> [Work required] Of the entries below, copy only those lines that contain the word "this".
START Material to process
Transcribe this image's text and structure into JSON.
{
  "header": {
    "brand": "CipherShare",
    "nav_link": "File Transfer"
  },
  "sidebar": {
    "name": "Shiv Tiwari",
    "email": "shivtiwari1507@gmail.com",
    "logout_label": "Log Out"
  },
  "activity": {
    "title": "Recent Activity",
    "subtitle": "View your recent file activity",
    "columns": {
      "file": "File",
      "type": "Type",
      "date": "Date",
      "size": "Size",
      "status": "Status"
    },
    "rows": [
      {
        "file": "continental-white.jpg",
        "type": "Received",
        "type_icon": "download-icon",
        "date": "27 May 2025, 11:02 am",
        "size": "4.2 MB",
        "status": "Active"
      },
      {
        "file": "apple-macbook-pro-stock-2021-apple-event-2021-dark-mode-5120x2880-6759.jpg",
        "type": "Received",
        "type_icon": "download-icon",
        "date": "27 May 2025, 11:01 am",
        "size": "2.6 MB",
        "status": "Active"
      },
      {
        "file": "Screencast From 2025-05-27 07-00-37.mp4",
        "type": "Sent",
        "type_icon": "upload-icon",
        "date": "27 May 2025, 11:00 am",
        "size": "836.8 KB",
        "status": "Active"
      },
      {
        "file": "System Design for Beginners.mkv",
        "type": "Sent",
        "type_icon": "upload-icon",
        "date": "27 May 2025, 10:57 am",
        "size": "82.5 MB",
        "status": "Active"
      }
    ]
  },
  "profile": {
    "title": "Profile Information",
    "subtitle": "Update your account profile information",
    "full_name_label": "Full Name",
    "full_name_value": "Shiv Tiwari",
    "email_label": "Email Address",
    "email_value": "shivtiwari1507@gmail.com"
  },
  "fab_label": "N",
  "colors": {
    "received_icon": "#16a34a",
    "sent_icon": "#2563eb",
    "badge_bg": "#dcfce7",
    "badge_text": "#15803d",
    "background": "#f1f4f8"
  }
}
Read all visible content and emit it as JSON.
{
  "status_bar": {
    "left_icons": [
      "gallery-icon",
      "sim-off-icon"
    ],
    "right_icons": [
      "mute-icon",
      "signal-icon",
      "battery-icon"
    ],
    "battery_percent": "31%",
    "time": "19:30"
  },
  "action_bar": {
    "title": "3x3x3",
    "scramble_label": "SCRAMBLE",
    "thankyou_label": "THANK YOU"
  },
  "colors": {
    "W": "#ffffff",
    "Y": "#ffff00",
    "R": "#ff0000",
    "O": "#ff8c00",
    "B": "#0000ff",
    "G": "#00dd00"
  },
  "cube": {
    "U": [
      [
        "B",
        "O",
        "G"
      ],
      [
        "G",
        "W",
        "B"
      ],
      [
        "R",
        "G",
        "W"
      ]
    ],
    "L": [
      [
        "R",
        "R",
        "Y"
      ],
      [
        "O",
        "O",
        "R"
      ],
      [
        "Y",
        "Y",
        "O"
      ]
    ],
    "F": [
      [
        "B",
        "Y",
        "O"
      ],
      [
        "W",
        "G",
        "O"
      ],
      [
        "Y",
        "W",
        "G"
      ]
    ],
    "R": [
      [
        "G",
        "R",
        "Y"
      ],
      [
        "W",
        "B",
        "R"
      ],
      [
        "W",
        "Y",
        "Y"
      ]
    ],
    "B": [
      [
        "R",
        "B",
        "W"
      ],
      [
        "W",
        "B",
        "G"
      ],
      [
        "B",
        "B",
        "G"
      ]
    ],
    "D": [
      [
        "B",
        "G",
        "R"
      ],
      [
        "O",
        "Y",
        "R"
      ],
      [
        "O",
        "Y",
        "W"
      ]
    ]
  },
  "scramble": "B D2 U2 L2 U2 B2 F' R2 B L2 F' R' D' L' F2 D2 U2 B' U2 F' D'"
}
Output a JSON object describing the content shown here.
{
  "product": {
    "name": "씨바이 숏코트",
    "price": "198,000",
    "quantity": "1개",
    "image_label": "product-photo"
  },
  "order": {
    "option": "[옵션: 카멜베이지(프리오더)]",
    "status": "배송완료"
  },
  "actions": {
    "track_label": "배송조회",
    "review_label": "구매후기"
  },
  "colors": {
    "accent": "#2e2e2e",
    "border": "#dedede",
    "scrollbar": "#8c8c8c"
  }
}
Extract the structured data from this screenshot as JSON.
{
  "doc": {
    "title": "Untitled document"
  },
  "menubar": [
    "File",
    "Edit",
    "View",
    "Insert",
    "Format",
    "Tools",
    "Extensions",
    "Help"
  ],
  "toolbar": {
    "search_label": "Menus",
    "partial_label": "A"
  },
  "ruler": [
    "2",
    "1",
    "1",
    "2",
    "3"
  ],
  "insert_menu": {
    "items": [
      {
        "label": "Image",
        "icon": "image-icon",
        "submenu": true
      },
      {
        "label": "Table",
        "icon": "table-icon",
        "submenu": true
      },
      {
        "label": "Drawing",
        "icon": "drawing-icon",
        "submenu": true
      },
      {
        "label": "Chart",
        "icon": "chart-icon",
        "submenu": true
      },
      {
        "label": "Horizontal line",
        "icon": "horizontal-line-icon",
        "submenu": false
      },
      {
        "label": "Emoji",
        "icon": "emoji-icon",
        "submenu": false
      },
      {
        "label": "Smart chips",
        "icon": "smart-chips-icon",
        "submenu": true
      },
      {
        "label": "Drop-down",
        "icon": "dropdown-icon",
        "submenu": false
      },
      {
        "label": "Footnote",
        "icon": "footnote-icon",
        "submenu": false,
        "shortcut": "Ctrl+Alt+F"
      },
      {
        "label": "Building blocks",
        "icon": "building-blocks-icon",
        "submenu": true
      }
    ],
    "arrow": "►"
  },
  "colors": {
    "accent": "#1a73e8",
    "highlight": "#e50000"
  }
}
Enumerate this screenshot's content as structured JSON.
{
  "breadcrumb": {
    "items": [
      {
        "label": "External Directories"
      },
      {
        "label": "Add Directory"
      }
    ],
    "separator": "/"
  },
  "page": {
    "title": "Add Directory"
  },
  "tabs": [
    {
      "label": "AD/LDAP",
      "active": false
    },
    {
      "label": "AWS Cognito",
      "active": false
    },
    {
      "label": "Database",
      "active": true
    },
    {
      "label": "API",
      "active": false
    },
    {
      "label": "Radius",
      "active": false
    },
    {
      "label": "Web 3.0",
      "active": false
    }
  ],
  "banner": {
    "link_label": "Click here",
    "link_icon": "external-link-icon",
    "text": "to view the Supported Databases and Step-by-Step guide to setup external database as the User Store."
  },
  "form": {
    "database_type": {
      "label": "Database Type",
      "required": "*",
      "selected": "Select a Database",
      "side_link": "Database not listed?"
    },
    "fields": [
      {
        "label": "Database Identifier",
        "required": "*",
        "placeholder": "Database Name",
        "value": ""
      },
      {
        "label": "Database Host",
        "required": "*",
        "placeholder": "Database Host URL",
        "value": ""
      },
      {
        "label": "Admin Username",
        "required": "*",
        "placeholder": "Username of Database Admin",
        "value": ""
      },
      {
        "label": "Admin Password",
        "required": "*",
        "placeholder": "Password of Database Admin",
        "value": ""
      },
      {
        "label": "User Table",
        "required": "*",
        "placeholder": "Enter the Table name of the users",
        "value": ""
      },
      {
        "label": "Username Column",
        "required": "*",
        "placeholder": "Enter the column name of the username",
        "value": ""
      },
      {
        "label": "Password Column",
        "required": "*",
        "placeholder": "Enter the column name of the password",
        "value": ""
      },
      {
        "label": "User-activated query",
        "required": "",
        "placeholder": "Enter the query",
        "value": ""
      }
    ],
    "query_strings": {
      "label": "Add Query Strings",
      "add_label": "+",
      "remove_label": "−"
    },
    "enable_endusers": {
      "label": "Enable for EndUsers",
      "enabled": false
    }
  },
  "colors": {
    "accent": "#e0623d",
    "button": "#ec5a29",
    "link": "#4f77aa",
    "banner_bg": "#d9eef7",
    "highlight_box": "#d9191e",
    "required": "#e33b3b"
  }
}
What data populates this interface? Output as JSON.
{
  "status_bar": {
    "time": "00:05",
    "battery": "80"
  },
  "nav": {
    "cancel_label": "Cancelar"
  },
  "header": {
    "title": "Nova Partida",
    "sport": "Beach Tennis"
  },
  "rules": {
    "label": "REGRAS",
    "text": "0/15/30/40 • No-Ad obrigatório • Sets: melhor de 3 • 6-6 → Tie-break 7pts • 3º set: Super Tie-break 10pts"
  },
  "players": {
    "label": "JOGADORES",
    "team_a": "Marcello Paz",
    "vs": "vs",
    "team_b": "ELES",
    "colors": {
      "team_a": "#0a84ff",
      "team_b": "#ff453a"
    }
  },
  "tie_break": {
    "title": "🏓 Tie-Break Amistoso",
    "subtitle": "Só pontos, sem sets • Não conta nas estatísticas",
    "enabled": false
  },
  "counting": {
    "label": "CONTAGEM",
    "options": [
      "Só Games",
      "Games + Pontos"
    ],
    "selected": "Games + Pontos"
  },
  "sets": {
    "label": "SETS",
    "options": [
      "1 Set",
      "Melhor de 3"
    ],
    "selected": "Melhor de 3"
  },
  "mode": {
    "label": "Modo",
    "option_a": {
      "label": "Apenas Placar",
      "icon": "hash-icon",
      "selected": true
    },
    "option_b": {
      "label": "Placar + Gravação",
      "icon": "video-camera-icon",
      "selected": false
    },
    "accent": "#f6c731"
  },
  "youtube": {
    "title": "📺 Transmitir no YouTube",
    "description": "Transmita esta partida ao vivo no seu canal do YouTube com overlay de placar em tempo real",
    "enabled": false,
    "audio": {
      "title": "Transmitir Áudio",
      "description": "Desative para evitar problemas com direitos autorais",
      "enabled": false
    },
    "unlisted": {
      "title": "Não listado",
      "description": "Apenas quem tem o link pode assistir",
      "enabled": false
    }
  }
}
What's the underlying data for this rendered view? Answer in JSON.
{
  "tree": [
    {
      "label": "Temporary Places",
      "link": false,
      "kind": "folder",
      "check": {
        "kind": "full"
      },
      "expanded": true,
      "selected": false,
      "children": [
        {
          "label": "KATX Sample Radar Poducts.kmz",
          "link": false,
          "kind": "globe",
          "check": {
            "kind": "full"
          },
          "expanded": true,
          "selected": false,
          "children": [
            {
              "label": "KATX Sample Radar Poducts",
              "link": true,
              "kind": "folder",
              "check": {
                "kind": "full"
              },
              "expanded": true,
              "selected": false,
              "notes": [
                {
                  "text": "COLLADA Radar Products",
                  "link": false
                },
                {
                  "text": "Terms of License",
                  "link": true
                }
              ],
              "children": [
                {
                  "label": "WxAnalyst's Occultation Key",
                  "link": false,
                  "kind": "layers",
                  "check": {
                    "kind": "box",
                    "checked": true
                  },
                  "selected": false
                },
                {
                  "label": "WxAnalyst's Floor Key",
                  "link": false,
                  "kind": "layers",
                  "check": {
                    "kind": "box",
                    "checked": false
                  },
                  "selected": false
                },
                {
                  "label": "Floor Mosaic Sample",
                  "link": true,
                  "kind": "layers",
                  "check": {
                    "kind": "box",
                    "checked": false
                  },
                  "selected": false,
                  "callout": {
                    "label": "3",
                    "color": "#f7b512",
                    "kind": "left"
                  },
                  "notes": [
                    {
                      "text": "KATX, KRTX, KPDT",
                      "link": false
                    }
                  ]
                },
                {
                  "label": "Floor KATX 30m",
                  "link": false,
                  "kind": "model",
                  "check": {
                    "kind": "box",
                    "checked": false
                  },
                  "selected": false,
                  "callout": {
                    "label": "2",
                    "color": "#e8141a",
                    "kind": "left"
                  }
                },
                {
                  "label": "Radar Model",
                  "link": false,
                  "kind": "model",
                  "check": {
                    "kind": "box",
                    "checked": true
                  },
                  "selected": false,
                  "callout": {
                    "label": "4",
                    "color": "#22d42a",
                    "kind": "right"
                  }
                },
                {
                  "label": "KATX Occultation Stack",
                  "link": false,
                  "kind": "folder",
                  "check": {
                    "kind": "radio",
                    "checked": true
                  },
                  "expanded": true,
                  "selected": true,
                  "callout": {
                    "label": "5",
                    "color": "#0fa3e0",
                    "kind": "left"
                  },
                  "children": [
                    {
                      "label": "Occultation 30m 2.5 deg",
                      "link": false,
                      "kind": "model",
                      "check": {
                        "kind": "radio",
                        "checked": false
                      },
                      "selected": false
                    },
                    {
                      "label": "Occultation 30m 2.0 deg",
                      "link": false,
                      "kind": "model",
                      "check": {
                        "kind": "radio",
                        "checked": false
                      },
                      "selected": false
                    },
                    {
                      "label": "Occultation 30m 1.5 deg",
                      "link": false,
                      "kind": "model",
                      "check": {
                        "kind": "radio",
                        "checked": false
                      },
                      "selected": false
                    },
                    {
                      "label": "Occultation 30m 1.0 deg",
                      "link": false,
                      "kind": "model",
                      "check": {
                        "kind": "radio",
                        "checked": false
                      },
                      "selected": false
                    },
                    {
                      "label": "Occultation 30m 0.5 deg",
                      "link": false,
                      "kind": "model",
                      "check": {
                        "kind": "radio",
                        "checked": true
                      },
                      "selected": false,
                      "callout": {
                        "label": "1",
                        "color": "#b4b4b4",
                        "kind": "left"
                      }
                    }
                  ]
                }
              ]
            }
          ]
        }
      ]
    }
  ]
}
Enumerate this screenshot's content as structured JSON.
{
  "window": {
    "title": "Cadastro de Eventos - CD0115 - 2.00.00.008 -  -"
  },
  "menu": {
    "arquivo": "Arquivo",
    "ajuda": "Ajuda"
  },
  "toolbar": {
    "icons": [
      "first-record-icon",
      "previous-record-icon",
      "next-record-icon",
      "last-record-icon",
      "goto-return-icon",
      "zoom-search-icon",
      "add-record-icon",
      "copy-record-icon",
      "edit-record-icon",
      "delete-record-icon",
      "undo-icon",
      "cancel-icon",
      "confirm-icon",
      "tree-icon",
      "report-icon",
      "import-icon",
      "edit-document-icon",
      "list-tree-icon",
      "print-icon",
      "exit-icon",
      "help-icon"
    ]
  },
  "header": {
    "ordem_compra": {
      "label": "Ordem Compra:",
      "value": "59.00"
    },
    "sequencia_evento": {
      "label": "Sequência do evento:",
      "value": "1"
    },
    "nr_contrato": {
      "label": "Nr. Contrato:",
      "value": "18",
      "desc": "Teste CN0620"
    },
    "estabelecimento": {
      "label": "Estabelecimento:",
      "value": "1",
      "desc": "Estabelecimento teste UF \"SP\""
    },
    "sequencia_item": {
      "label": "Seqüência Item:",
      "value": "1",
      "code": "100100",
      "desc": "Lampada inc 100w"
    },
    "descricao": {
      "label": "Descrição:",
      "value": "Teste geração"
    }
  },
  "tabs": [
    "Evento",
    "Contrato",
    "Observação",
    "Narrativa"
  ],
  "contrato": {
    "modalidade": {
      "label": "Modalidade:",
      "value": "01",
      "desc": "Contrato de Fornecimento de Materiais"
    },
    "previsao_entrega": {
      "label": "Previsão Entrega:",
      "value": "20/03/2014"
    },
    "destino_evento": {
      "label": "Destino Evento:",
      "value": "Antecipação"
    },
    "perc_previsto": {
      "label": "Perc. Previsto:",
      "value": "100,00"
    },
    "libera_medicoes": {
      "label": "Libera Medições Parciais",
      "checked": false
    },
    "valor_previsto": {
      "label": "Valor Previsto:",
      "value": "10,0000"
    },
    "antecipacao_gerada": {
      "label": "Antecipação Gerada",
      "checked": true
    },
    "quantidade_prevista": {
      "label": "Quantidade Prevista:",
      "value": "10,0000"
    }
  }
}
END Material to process
> [Answer box]
Transcribe this image's text and structure into JSON.
Extract the structured data from this screenshot as JSON.
Enumerate this screenshot's content as structured JSON.
What data populates this interface? Output as JSON.
What's the underlying data for this rendered view? Answer in JSON.
Enumerate this screenshot's content as structured JSON.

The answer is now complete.